Back to Murder Creek
Who would’ve thought that blackface and white supremacy would return to the headlines in such a major and dispiriting way? But there’s a parallel yet quite different trip into the past available, as NewSouth Books has just released in paperback “The Wrong Side of Murder Creek: A White Southerner in the Freedom Movement,” a 2008 memoir by Bob Zellner of Southampton.
The son of a Methodist minister, born in Alabama into a family of Ku Klux Klan members, Mr. Zellner went on to reverse his personal trajectory to become field secretary for the Student Nonviolent Coordinating Committee, agitating for civil rights throughout the 1960s. South Forkers might know him better for his past work heading up the Anti-Bias Task Force or running for supervisor in Southampton, or his protests on behalf of the Shinnecocks, among other ventures in civic life here over the years.
Celebrating Black Writers
Along similar lines, roughly speaking, it’s not too late to check out a copy of John Edgar Wideman’s “Writing to Save a Life: The Louis Till File,” about the father of the martyred civil rights figure Emmett Till, a 14-year-old from Chicago brutally murdered in Mississippi in 1955 after being accused of flirting with a white woman.
A copy is available at the John Jermain Memorial Library in Sag Harbor, which is where it could be put to use in Sunday’s African-American Read-In from 2:30 to 4:30 p.m., arranged in conjunction with Canio’s Books down Main Street. Readers of all stripes have been invited to take part with short pieces and excerpts from favorite works. The organizers suggest “fiction, nonfiction, poetry, oral history, or family story” — and the attendance of listeners, too.

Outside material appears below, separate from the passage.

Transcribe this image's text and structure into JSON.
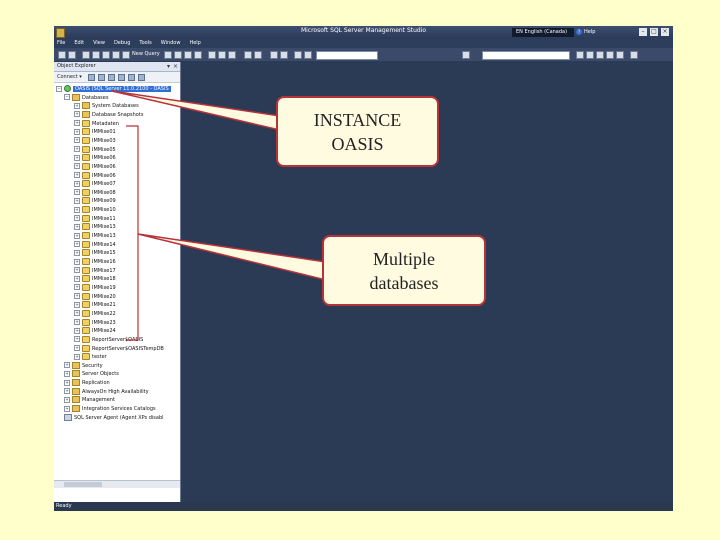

Signing up ahead of time is recommended, and light refreshments are in store.